Jill says she and Mike don’t worry that Cajun food could go out of fashion, damaging their business, because the menu at Jilly's is so varied that the restaurant isn't known exclusively as a place to get Cajun food. That variety — along with relatively low prices and business expenses — is a key reason why Jilly’s has survived so tar. “We still go into the red part of every month, although hopefully we’re in the black again by the end of the month as business picks up,” Jill notes. “I mean, we eat well, and we have a nice condominium, and we lease a couple of nice cars.

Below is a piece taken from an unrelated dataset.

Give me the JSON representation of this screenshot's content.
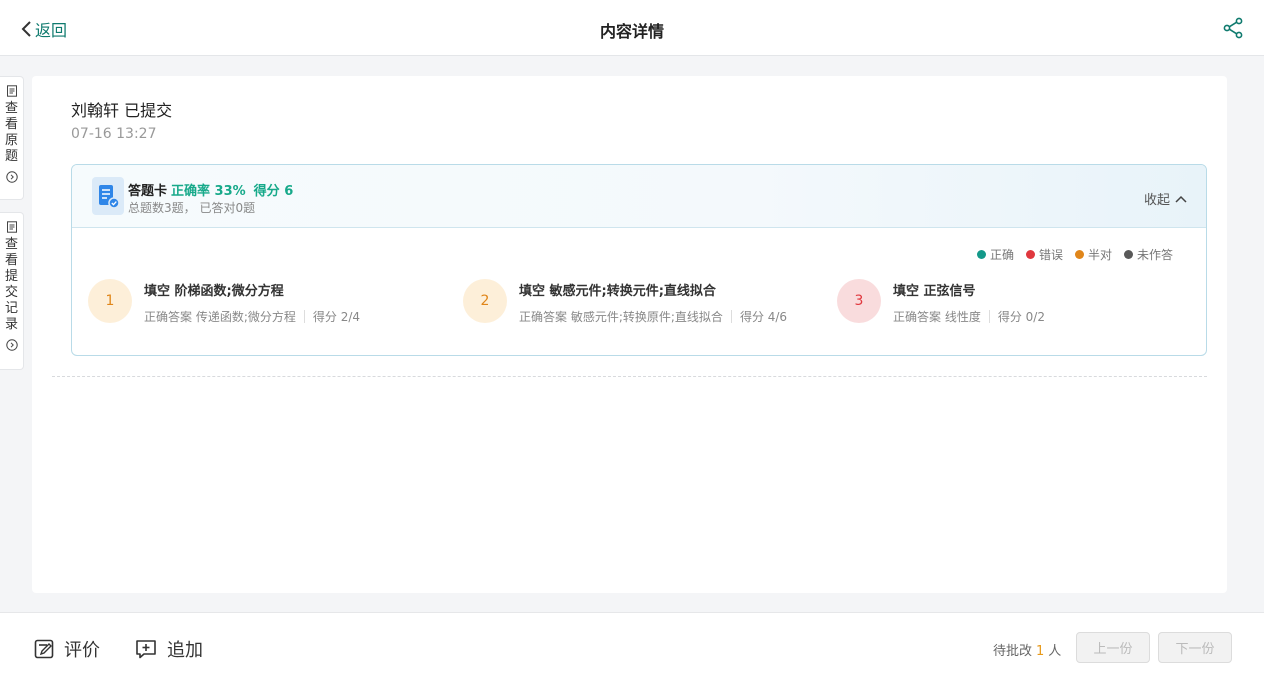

But as far as saving money.... We still sit around on Sundays and talk about doing other things [other than run a restaurant). I can’t ever see making a lot of money in this business, and I wonder if we’ll be doing this the rest of our lives....’’
Mike seems more committed to sticking with the restaurant until it’s highly successful, but even he talks about the high “burnout” rate among chefs. “The first year, it was a struggle” to run the restaurant, he says. “Then it got better, and now it’s cruisin’. By this time next year, maybe I can take a day off.
“I’d love to see a line around the corner waiting to get in at lunch. I’d like to see this place booked solid every night — that will take another five years, at least — and then maybe we’ll move to a bigger location. Once we got a bigger restaurant, we could raise our prices a little and have a little bit nicer surroundings. Although even then I’d like to keep this place. I really like it. I feel comfortable here.
“There are a lot of headaches to this business, but there’s a lot of satisfaction to be gained from it, too,” he continues. “On several occasions. I’ve walked out of the kitchen and been applauded by the customers.” He smiles at the memory. “There’s no feeling like that, anywhere, anytime.”